Recently, I was asked to help around a group that was designing a settlement on the moon. As I worked with them, I found the work increasingly absorbing and I soon started researching some questions that sprang up from my though process, not necessarily related to the designing.
In this series of blogs, I have presented some of the proposals I gave to solve the group's problems, as well as the extra diverse questions and ideas that popped up in my mind. The purpose of this activity to document how ideas evolve and how they can be synthesized to develop technology. The other main reason is to open the ideas for debate, so that we all can learn more and develop troubleshooting skills!
Planet formation, as we all know (and don't know), is chaotic. It is like a lorenz Attractor constructable in computational astrophysics labs. When I was working on my astronomy project at Harvard this summer, I realized that there was a way to zoom into this complex, utterly random phenomenon to get a glimpse of the precise conditions of the proto-planetary disk as it evolved into the 'solar system'.
So what is that 'way' anyway?

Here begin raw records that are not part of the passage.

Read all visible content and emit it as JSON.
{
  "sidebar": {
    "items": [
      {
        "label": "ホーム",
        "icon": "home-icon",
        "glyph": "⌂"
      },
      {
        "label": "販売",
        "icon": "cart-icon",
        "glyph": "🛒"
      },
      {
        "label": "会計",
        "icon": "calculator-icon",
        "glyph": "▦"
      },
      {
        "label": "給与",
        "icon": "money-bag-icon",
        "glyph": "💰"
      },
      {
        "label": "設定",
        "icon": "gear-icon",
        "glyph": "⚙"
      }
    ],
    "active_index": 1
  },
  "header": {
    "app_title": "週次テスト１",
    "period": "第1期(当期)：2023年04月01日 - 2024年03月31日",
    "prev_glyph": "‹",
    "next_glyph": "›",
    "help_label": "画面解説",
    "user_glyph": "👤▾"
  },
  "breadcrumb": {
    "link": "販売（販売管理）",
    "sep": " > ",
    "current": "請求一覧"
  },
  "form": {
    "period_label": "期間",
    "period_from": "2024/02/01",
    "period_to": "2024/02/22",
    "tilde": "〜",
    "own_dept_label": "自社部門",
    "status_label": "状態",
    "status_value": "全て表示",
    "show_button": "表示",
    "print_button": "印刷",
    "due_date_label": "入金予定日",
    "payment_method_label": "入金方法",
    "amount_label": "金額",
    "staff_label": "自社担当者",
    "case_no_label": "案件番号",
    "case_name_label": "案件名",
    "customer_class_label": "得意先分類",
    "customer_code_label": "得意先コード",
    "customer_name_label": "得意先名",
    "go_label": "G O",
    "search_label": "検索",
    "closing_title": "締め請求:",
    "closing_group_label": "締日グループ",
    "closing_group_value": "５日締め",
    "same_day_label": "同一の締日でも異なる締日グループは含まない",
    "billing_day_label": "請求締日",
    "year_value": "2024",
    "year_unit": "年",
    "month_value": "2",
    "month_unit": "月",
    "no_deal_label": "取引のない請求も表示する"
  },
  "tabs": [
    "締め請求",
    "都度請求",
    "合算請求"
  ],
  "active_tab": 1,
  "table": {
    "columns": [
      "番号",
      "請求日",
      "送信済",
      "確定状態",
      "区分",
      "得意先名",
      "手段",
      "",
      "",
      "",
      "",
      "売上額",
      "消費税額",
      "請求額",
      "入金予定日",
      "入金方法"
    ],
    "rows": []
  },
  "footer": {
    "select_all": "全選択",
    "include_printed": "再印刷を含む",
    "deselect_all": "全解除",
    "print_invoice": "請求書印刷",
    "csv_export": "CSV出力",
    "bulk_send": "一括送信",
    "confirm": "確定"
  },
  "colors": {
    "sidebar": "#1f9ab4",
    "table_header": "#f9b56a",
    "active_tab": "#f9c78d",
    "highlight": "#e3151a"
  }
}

Alan Guth’s Inflation Theory is a pioneering work. Hitherto, cosmologists had only defined what the big bang actually was without addressing the reasons for the event. Before, the inflation theory, there were several loopholes in the big bang model. In fact, some even contradicted the theory of relativity. Further the basic cosmological principles of homogeneity and isotropy also went unexplained.
The Theory of Inflation solved many of these conundrums.
Inflation is the phase our universe passed through immediately after the big bang. In it, it expanded rapidly leading to a flat and homogeneous universe as we know it today. The inflation phase last for a short while (10-32s) and then the universe continued to expand leisurely.
Black holes have been a research concentration for a number of years now. Advanced telescopes like Chandra X-ray Observatory and the Swift Gamma Ray Burst Telescope make it easier to observe the effects of black holes on their local neighborhood. Black holes have intrigued me for a number of years now as the physics involved can help us understand behavior of singularities and behavior of matter in extreme situations. Also, study of black holes may expose the source of the large amount of energy given out by quasars.
The particular point that I find interesting is the detection of these exotic objects. So far, extensive models on the workings of black holes are only based on the effect they have on the surroundings.